Some of the links are to the stories themselves, others are to where you can download the stories in multiple formats.
**** "Most Dangerous Game" - Richard Connell (1924)
Very creepy story about a hunter who washes up on a Caribbean island owned by a Russian aristocrat, who has discovered the best thing to hunt.
Even knowing what's coming, the story is creepy. The actual hunt is less detailed than I'd have liked, given the fantastic set-up.
***** "Keep Out" - Fredric Brown (1954)
Altered humans form a new colony on Mars.
Chilling story. It's short but carries a very forceful message.
*** "The Ultimate Experiment" - Thornton DeKy (1941)
A robot achieves what the last humans on Earth couldn't: creating new homo sapiens
A interesting premise narrated by the robot.
**** "2+2 Makes Crazy" by Walter Sheldon (1954)
A public liaison officer gives a man from the Information Department a tour around Computer City, showing him the computer that's increasingly running their world.
A plausible look both at the importance of computers in the world, and the paranoia of humans when dealing with the unknown/misunderstood.
***** "This World Must Die!" by Horace Brown Fyfe (1951)
Four convicts, individuals who have murdered, or tried to commit murder, are asked to do what no others in normal society are capable of: destroy a ship full of plague victims before it can reach the inhabited Mars.
A complex story that explores many angles of morality. The convicts have no knowledge beside what they're told, have seen no plague victims and have dubious histories (not all of which are violent). This one will make you think.
***** "Time and Time Again" by Henry Beam Piper (1947)
43 year old Allen Hartley is sedated after being injured in World War III. He wakes up in his 12 year old body in 1945.
A time travel story that questions whether the past can - or should - be changed.
**** "The Prize of Peril" by Robert Sheckley (1960) [the site I got this story doesn't exist anymore, so I have removed the link]
A man slowly rises in the reality game show circuit to the top: trying to stay alive for a week while being hunted by a gang of thugs.
This is the last few hours of the Prize of Peril game show, and Jim Raeder is convinced he's a walking dead man, because for every 'good samaritan' who's willing to help him, there's another person screaming his location to the thugs he's trying to avoid.
It's an interesting look at what people are willing to risk in the hopes of earning a quick buck. Reality TV didn't exist when this was written and yet you can see how even the man betting his life is so far removed from reality that it's only in the last few hours of the game that he questions what made him decide to play in the first place.
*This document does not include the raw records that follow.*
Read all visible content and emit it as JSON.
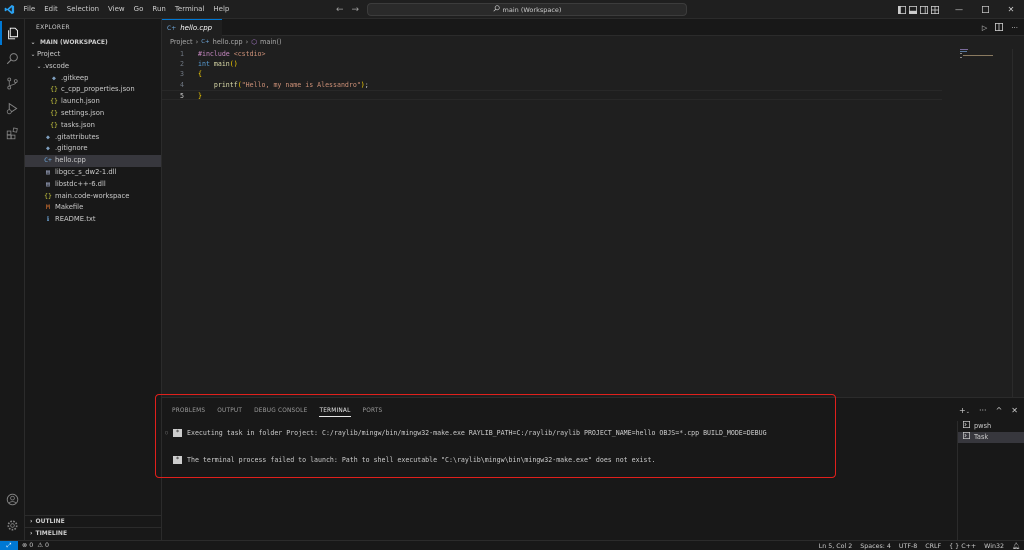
{
  "menu": [
    "File",
    "Edit",
    "Selection",
    "View",
    "Go",
    "Run",
    "Terminal",
    "Help"
  ],
  "search": {
    "text": "main (Workspace)"
  },
  "sidebar": {
    "title": "EXPLORER",
    "workspace": "MAIN (WORKSPACE)",
    "tree": [
      {
        "label": "Project",
        "indent": 0,
        "chevron": "⌄",
        "icon": "",
        "icon_color": "#cccccc",
        "selected": false
      },
      {
        "label": ".vscode",
        "indent": 1,
        "chevron": "⌄",
        "icon": "",
        "icon_color": "#cccccc",
        "selected": false
      },
      {
        "label": ".gitkeep",
        "indent": 2,
        "chevron": "",
        "icon": "◆",
        "icon_color": "#7f9fbf",
        "selected": false
      },
      {
        "label": "c_cpp_properties.json",
        "indent": 2,
        "chevron": "",
        "icon": "{}",
        "icon_color": "#cbcb41",
        "selected": false
      },
      {
        "label": "launch.json",
        "indent": 2,
        "chevron": "",
        "icon": "{}",
        "icon_color": "#cbcb41",
        "selected": false
      },
      {
        "label": "settings.json",
        "indent": 2,
        "chevron": "",
        "icon": "{}",
        "icon_color": "#cbcb41",
        "selected": false
      },
      {
        "label": "tasks.json",
        "indent": 2,
        "chevron": "",
        "icon": "{}",
        "icon_color": "#cbcb41",
        "selected": false
      },
      {
        "label": ".gitattributes",
        "indent": 1,
        "chevron": "",
        "icon": "◆",
        "icon_color": "#7f9fbf",
        "selected": false
      },
      {
        "label": ".gitignore",
        "indent": 1,
        "chevron": "",
        "icon": "◆",
        "icon_color": "#7f9fbf",
        "selected": false
      },
      {
        "label": "hello.cpp",
        "indent": 1,
        "chevron": "",
        "icon": "C+",
        "icon_color": "#6fa8dc",
        "selected": true
      },
      {
        "label": "libgcc_s_dw2-1.dll",
        "indent": 1,
        "chevron": "",
        "icon": "▤",
        "icon_color": "#9fa8c5",
        "selected": false
      },
      {
        "label": "libstdc++-6.dll",
        "indent": 1,
        "chevron": "",
        "icon": "▤",
        "icon_color": "#9fa8c5",
        "selected": false
      },
      {
        "label": "main.code-workspace",
        "indent": 1,
        "chevron": "",
        "icon": "{}",
        "icon_color": "#cbcb41",
        "selected": false
      },
      {
        "label": "Makefile",
        "indent": 1,
        "chevron": "",
        "icon": "M",
        "icon_color": "#e37933",
        "selected": false
      },
      {
        "label": "README.txt",
        "indent": 1,
        "chevron": "",
        "icon": "ℹ",
        "icon_color": "#6fa8dc",
        "selected": false
      }
    ],
    "outline": "OUTLINE",
    "timeline": "TIMELINE"
  },
  "editor": {
    "tab": "hello.cpp",
    "breadcrumb": [
      "Project",
      "hello.cpp",
      "main()"
    ],
    "lines": [
      {
        "num": "1",
        "tokens": [
          {
            "t": "#include ",
            "c": "kw"
          },
          {
            "t": "<cstdio>",
            "c": "inc"
          }
        ]
      },
      {
        "num": "2",
        "tokens": [
          {
            "t": "int ",
            "c": "ty"
          },
          {
            "t": "main",
            "c": "fn"
          },
          {
            "t": "()",
            "c": "br"
          }
        ]
      },
      {
        "num": "3",
        "tokens": [
          {
            "t": "{",
            "c": "br"
          }
        ]
      },
      {
        "num": "4",
        "tokens": [
          {
            "t": "    ",
            "c": ""
          },
          {
            "t": "printf",
            "c": "fn"
          },
          {
            "t": "(",
            "c": "br"
          },
          {
            "t": "\"Hello, my name is Alessandro\"",
            "c": "str"
          },
          {
            "t": ")",
            "c": "br"
          },
          {
            "t": ";",
            "c": ""
          }
        ]
      },
      {
        "num": "5",
        "tokens": [
          {
            "t": "}",
            "c": "br"
          }
        ]
      }
    ]
  },
  "panel": {
    "tabs": [
      "PROBLEMS",
      "OUTPUT",
      "DEBUG CONSOLE",
      "TERMINAL",
      "PORTS"
    ],
    "active_tab": "TERMINAL",
    "terminal_lines": [
      "Executing task in folder Project: C:/raylib/mingw/bin/mingw32-make.exe RAYLIB_PATH=C:/raylib/raylib PROJECT_NAME=hello OBJS=*.cpp BUILD_MODE=DEBUG",
      "The terminal process failed to launch: Path to shell executable \"C:\\raylib\\mingw\\bin\\mingw32-make.exe\" does not exist."
    ],
    "terminals": [
      {
        "label": "pwsh",
        "active": false
      },
      {
        "label": "Task",
        "active": true
      }
    ]
  },
  "status": {
    "errors": "0",
    "warnings": "0",
    "position": "Ln 5, Col 2",
    "spaces": "Spaces: 4",
    "encoding": "UTF-8",
    "eol": "CRLF",
    "language": "C++",
    "platform": "Win32"
  }
}
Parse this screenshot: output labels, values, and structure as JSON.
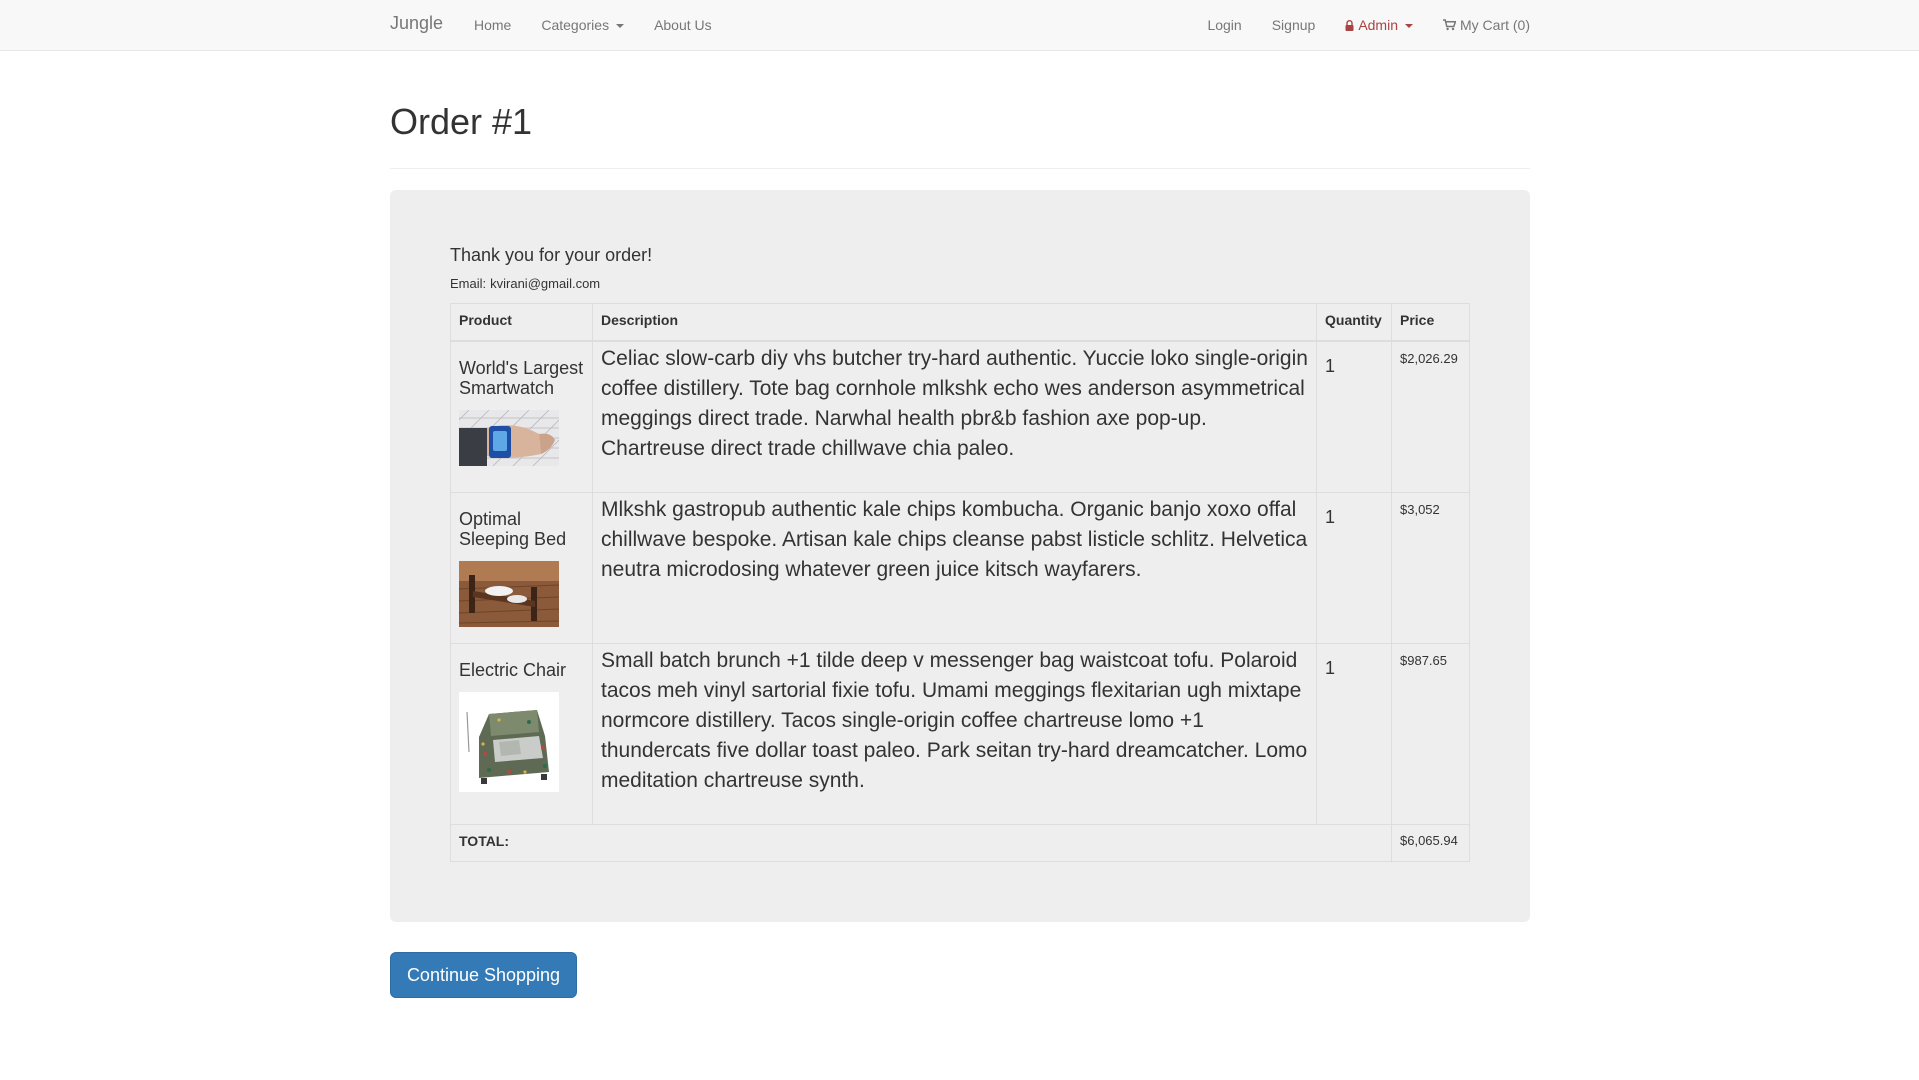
{
  "nav": {
    "brand": "Jungle",
    "left": [
      "Home",
      "Categories",
      "About Us"
    ],
    "right": {
      "login": "Login",
      "signup": "Signup",
      "admin": "Admin",
      "cart": "My Cart (0)"
    }
  },
  "page": {
    "title": "Order #1",
    "thanks": "Thank you for your order!",
    "email_label": "Email:",
    "email_value": "kvirani@gmail.com"
  },
  "table": {
    "headers": {
      "product": "Product",
      "description": "Description",
      "quantity": "Quantity",
      "price": "Price"
    },
    "rows": [
      {
        "name": "World's Largest Smartwatch",
        "description": "Celiac slow-carb diy vhs butcher try-hard authentic. Yuccie loko single-origin coffee distillery. Tote bag cornhole mlkshk echo wes anderson asymmetrical meggings direct trade. Narwhal health pbr&b fashion axe pop-up. Chartreuse direct trade chillwave chia paleo.",
        "quantity": "1",
        "price": "$2,026.29"
      },
      {
        "name": "Optimal Sleeping Bed",
        "description": "Mlkshk gastropub authentic kale chips kombucha. Organic banjo xoxo offal chillwave bespoke. Artisan kale chips cleanse pabst listicle schlitz. Helvetica neutra microdosing whatever green juice kitsch wayfarers.",
        "quantity": "1",
        "price": "$3,052"
      },
      {
        "name": "Electric Chair",
        "description": "Small batch brunch +1 tilde deep v messenger bag waistcoat tofu. Polaroid tacos meh vinyl sartorial fixie tofu. Umami meggings flexitarian ugh mixtape normcore distillery. Tacos single-origin coffee chartreuse lomo +1 thundercats five dollar toast paleo. Park seitan try-hard dreamcatcher. Lomo meditation chartreuse synth.",
        "quantity": "1",
        "price": "$987.65"
      }
    ],
    "total_label": "TOTAL:",
    "total_value": "$6,065.94"
  },
  "actions": {
    "continue_label": "Continue Shopping"
  },
  "colors": {
    "primary": "#337ab7",
    "admin": "#a94442",
    "navbar_bg": "#f8f8f8",
    "panel_bg": "#eeeeee"
  }
}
And what kind of society allowed this show to flourish.
Given the debate around The Hunger Games and Battle Royale recently, this is an interesting story to look at. These premises - of humans killing humans for sport - are obviously not new. And we're not as far from the gladiatorial arenas of ancient Rome as we'd like to think.
** "The Dunwich Horror" by H. P. Lovecraft (1929)
A small rural village has some bizarre goings on as a boy is born who grows up remarkably fast and who has a malignant aura, unleashes a horror on the locals.
Originally serialized, this story is a lot longer than it needs to be. Narrated by a character who faces the horror, the story tells of Wilbur Whateley's birth and youth, and the odd things that happen at the farm where he lives with his mother and grandfather. There's a lot of build up towards a dual climax, one dealing with the boy, the other with the horror he's conjured. The plot is interesting but there's so much unnecessary description that reading it was fairly boring. The horror elements are also subtle (as the creatures mentioned are only haphazardly described).
**** "The Call of Cthulhu" by H. P. Lovecraft (1928)
Written as an account by an unnamed man who discovers the existence of a terrifying creature living underwater after going through his great-uncle's papers and researching the matter himself.
This story was quite scary, both in its attempts to be scholarly and realistic, and in it's slow build up of evidence to support the existence of the Cthulhu Cult and the monster itself. If you're interested in trying H. P. Lovecraft, start here.